The SE gene (developed in the 1950s) gives varieties improved eating quality over SU varieties by slightly increasing the level and changing the types of sugars in the kernels. SE varieties also have a very tender pericarp (the outer layer of the kernel). The SE gene does not slow the conversion of sugars to starch but the harvest window is slightly longer than with SU varieties because of elevated sugar levels. SE varieties do not require isolation from SU varieties, but they do require isolation from SH2 and field or popcorn.
Supersweet or shrunken-2 types (also 1950s) have four to ten times the sugar content of normal sugar (SU) types and with proper handling are able to be stored for up to 10 days. They are less hardy than even sugary extender (SE) types, requiring higher soil temperature for germination, precise planting depth, and isolation from all other corn pollen for optimum results. The name derives from the shrunken, shrivelled appearance of the dried kernel which is low in starch. The SH2 gene slows the conversion of simple sugars to starch, so supersweet varieties have a much wider harvest window than other types.
Synergistic varieties combine more than one line of genetics on the same ear. The first varieties developed of this type have 25% sh2, 25% se and 50% su kernels on the cob, but now different combinations are possible. There is an increasing number of brand names and trademarks that cover specific genetic combinations under this general type.

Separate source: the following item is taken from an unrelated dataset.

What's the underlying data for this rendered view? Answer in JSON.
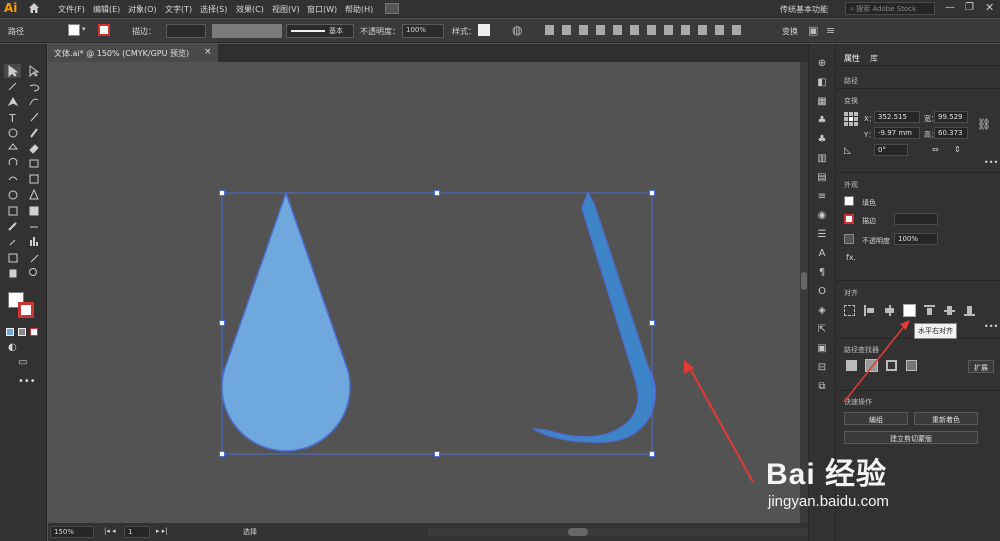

The town of Jarvis, in southern Ontario, celebrates Cornfest each August. Jarvis really lets its hair down as it hosts a serious baseball competition, car show, live music, equestrian events, crafts, a midway, and of course, lots and lots of corn to eat.